In recent years as Dory has become less sound due to old injuries, Nazeer has become my main man. I don't like to have a fight on my hands when I ride and Nazeer's easy going personality is the greatest. He has all the energy a good Arab should have, but none of the flightiness. He paces himself well, conserving his energy, and sometimes making me think that he might be lazy. But his easy going personality is perfect for the less experienced riders who visit me.
Monday, February 21, 2005
University schedules and student poverty put an end to riding for me other than the odd chance at a hack stable. Then I changed my career to "mother" and seriously forgot about the very possibility of riding. So much so that when we moved to Egypt and my husband offered to get me a horse (horsekeeping being a much more reasonable activity in Egypt than in Canada) I turned him down. I did keep ogling the horses in the streets however, since Egypt still has a healthy horse-drawn economy. There are some utterly beautiful horses hauling wagons and carriages in Egypt, not to mention the sturdy mules that pull oil wagons.

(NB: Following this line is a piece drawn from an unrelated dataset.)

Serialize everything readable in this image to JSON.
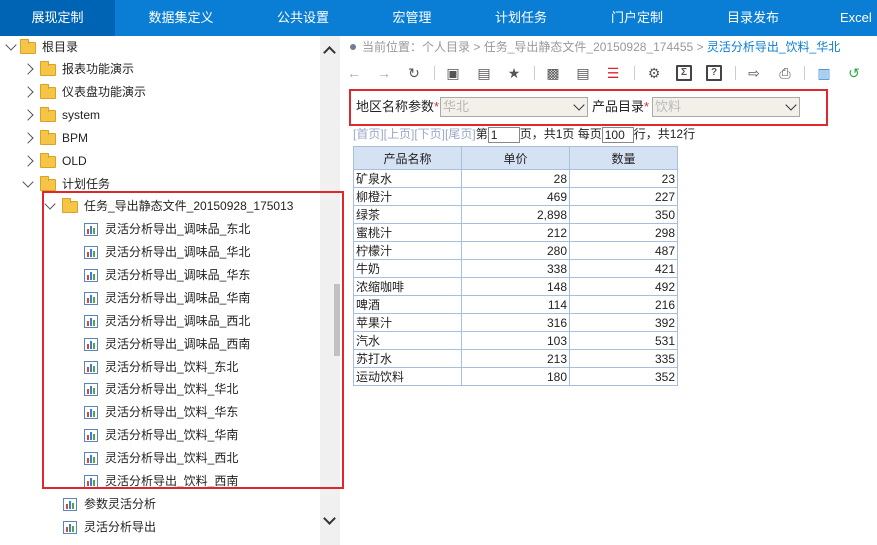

About our second year in Alexandria, a friend of my husband asked him if I liked horses. His late wife had given him an Arab filly that lived in his garden in Agami, but he wanted to go work in the Red Sea and needed a home for her. My husband said that I'd love a horse and the next thing I knew Dorika was mine. I was forty years old and hadn't ridden for twenty years. I was the worst possible choice for a green mare and the first few years of our partnership were rocky in the extreme.
I remember falling off her with a massive thud and then going home to have a late lunch with my husband. No matter how much I hurt, I walked tall and with dignity for fear that he might decide that horseback riding was too dangerous for me. He was not a rider and had little understanding of the way in which the need to ride short-circuits nerve endings and good sense. Over time Dory and I have learned to listen to and care for each other.
She's my boss mare at about 18 years. She's fought her way back from almost terminal laminitis, recovered from snapped tendons and a sesamoid, and is now in rehab for crumbling sesamoid bones that have been treated with ultrasound shock waves. I own two of her sons, Nazeer and Fagr, and she is the undisputed leader of my small herd. After her injuries, we have fairly circumscribed adventures now, but she is still my favourite riding companion. I trust her with my life with reason. She has gone out of her way to help me when we were out alone, one time going down the trail to bring back some local folk to help haul me out of a chest deep canal.
Dory and I discovered the wonder of the desert together when we moved up to Cairo from Alexandria. Racing across the sand was her idea of heaven, and I tended to be in enthusiastic agreement. It took us a while to learn the lay of the land, since this corner of the Sahara that included the pyramid complexes of Abu Sir and Sakkara was uncharted territory for both of us. We spent years snooping around this dune and checking what was over that hill. We met every desert dog pack and made the acquaintance of most of the antiquities watchmen. Dory taught me to love the vastness of the desert and introduced me to the idea of travel on horseback. My best friend.